So once you know the yeast cell concentration, how can you use the data to improve your fermentations?
Knowing the yeast cell concentration, expressed in millions of cells per milliliter, is crucial for vintners. It is a key parameter that can affect the fermentation process, and it is especially of paramount importance during the pitching stage. How much yeast you pitch depends on a few factors, such as the type of wine you’re fermenting, the type of yeast you’re using, and what you’re aiming at. However, while experimenting may lead to variations, consistency is often the goal. Therefore, it is essential to measure yeast cell concentration and yeast viability accurately to ensure consistent inoculation rates in each batch of wine. Underpitching can result in stuck or longer fermentations which translate into added costs, while overpitching can lead to a high risk of yeast autolysis, which can cause off-flavors. And while you can, of course, choose to play with these off-flavors that, when properly handled, can impart to a wine characteristics such as creaminess and richness, there is simply no way to control them unless you know exactly what you started off with.
The consequences of underpitching and overpitching can greatly impact the final product. And while many winemakers will say that it is always better to overpitch than to underpitch, the truth is this approach is just choosing the lesser evil. Underpitching can lead to an increase in diacetyl, esters, and volatile sulfur compounds, and, of course, stuck or slow fermentations. On the other hand, overpitching can cause the wine to ferment too quickly, reduce ester production, cause a loss of flavor complexity and affect the mouthfeel of the wine.
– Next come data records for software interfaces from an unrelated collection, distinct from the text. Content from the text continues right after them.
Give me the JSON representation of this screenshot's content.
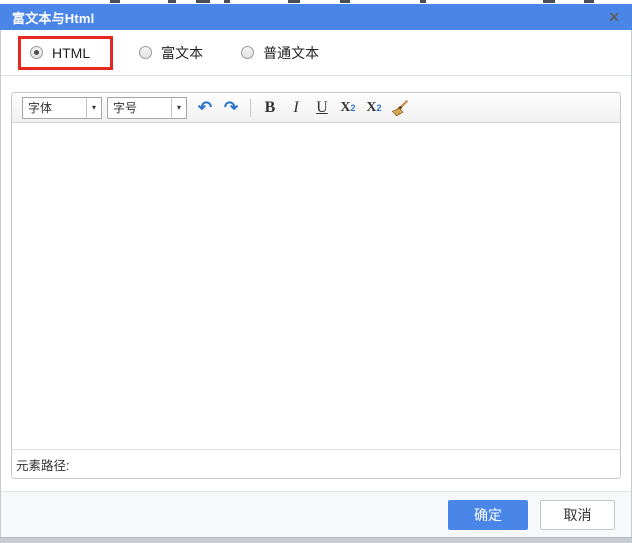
{
  "dialog": {
    "title": "富文本与Html"
  },
  "icons": {
    "close": "✕",
    "undo": "↶",
    "redo": "↷",
    "dropdown_arrow": "▾"
  },
  "mode_selector": {
    "options": [
      {
        "label": "HTML",
        "selected": true,
        "highlighted": true
      },
      {
        "label": "富文本",
        "selected": false,
        "highlighted": false
      },
      {
        "label": "普通文本",
        "selected": false,
        "highlighted": false
      }
    ],
    "highlight_color": "#e6281e"
  },
  "toolbar": {
    "font_family": {
      "value": "字体"
    },
    "font_size": {
      "value": "字号"
    },
    "buttons": {
      "bold": "B",
      "italic": "I",
      "underline": "U",
      "script_base": "X",
      "superscript_digit": "2",
      "subscript_digit": "2"
    }
  },
  "editor": {
    "content": "",
    "element_path_label": "元素路径:"
  },
  "footer": {
    "ok_label": "确定",
    "cancel_label": "取消"
  },
  "colors": {
    "titlebar": "#4a86e8",
    "primary_button": "#4a86e8",
    "highlight_box": "#e6281e"
  }
}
It is also, of course, far from ideal in terms of cost savings, as you’re basically wasting yeast.
Stuck or sluggish fermentation, however, is not only caused by underpitching, but it can happen at any time during the fermentation process. The yeast may begin to struggle to convert sugar to alcohol and carbon dioxide or it may become completely dormant. This may be caused by a number of reasons, from a poor inoculation technique or a lack of oxygen at the start of the fermentation to insufficient nutrients, such as nitrogen deficiency, a temperature that’s either too high or too low, a lack of oxygen, sugar / alcohol levels that are too high, a pH that’s too low or bacterial contamination that may affect the yeast’s ability to consume sugar. And while a fermentation becomes sluggish or stuck, a myriad of problems can arise, from off-flavors caused by bacteria taking over the fermentation or by autolysis, to oxidation and residual sugar ultimately leading to undesirable sweetness in a wine otherwise destined for dryness. By monitoring the yeast cell concentration at all times during the fermentation process, you can easily notice the first signs that something is amiss with your fermentation and you can anticipate and rectify a sluggish or stuck fermentation before any of the aforementioned effects take hold.
Verifying the yeast manufacturers’ claims is another important use of yeast cell concentration data, particularly before or during the pitching process. There have been several instances where lower yeast concentrations were found than what was specified on the packaging, which can, of course, negatively impact the fermentation process when you’re actually inoculating an insufficient number of yeast cells. Utilizing the yeast cell concentration results from the Oculyze Fermentation Wine App you can check whether your supplier’s claims are accurate and that you’ve chosen the best yeast supplier, to begin with.
Last but not least, keeping an eye on yeast growth by monitoring your yeast cell concentration allows you to harvest and propagate your yeast efficiently, which can significantly reduce your production costs, with yeast being such a costly ingredient. It also, of course, allows you to propagate and reuse the yeast that you know has already performed well for you.